A forum for government's best ideas and most innovative leaders.

Sequester Real Talk: The 3 Dumbest Things About This Truly Dumb Law

ARCHIVES

The sequester is happening, people. At some point today, President Obama will send an order to cut $85 billion in spending in 2013, and then, slowly, those cuts will take place.

The extremely specific reason why the sequester is happening is that it's the law and there is no deal on the table to replace it with another law. The bigger picture is that the sequester is the law because the president made a deal with Republicans to avoid hitting the debt ceiling and defaulting on our debt in 2011. That deal included a guillotine to spending if we didn't cobble together a deficit-reduction plan before 2013. It's 2013. We haven't cobbled together a plan. So here comes the guillotine called Sequester.

There are many things to say about the sequester, but I want to focus on how it's not merely a silly law, but an absurd law that rewards muddled thinking about both our debt and our politics. So here are the three silliest things about this very silly law.

(1) The sequester is a crazy way to cut the this year's deficit.

If you ask 100 budget experts how to cut spending, zero of them will say: "Take a guillotine to each agency, regardless of its resources or purpose." And yet that's exactly what sequester does. In the next few days and weeks, it might have little impact. But over time it will wreak havoc with military contracts and devastate the most important parts of government spending in infrastructure and research.

Read more at The Atlantic.

FROM OUR SPONSORS
JOIN THE DISCUSSION
Close [ x ] More from GovExec
 
 

Thank you for subscribing to newsletters from GovExec.com.
We think these reports might interest you:

  • Forecasting Cloud's Future

    Conversations with Federal, State, and Local Technology Leaders on Cloud-Driven Digital Transformation

    Download
  • The Big Data Campaign Trail

    With everyone so focused on security following recent breaches at federal, state and local government and education institutions, there has been little emphasis on the need for better operations. This report breaks down some of the biggest operational challenges in IT management and provides insight into how agencies and leaders can successfully solve some of the biggest lingering government IT issues.

    Download
  • Communicating Innovation in Federal Government

    Federal Government spending on ‘obsolete technology’ continues to increase. Supporting the twin pillars of improved digital service delivery for citizens on the one hand, and the increasingly optimized and flexible working practices for federal employees on the other, are neither easy nor inexpensive tasks. This whitepaper explores how federal agencies can leverage the value of existing agency technology assets while offering IT leaders the ability to implement the kind of employee productivity, citizen service improvements and security demanded by federal oversight.

    Download
  • IT Transformation Trends: Flash Storage as a Strategic IT Asset

    MIT Technology Review: Flash Storage As a Strategic IT Asset For the first time in decades, IT leaders now consider all-flash storage as a strategic IT asset. IT has become a new operating model that enables self-service with high performance, density and resiliency. It also offers the self-service agility of the public cloud combined with the security, performance, and cost-effectiveness of a private cloud. Download this MIT Technology Review paper to learn more about how all-flash storage is transforming the data center.

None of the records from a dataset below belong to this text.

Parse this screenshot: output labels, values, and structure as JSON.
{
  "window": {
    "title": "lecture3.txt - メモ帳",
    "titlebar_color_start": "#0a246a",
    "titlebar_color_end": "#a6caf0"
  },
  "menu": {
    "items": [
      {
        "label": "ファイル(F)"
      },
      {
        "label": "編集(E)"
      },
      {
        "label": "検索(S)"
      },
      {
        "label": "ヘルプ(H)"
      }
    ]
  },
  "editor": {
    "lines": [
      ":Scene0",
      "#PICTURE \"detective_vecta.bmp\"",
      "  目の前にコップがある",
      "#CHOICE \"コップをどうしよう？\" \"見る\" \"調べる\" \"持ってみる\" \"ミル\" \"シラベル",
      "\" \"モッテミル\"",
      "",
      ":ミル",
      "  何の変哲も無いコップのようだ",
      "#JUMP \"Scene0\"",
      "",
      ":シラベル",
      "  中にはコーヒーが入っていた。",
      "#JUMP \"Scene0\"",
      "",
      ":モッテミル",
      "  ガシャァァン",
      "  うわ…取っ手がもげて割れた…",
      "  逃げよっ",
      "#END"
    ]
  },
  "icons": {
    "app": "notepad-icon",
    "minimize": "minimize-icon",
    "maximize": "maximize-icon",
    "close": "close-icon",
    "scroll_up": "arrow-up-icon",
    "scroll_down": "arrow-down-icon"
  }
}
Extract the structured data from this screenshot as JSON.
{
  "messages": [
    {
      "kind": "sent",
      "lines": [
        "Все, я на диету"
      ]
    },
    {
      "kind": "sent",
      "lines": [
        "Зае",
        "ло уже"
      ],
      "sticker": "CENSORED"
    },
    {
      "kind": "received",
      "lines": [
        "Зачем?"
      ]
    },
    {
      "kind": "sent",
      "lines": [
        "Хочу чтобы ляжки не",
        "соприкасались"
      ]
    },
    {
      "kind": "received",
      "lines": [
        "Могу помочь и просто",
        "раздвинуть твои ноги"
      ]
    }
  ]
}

    Download
  • Ongoing Efforts in Veterans Health Care Modernization

    This report discusses the current state of veterans health care

    Download

When you download a report, your information may be shared with the underwriters of that document.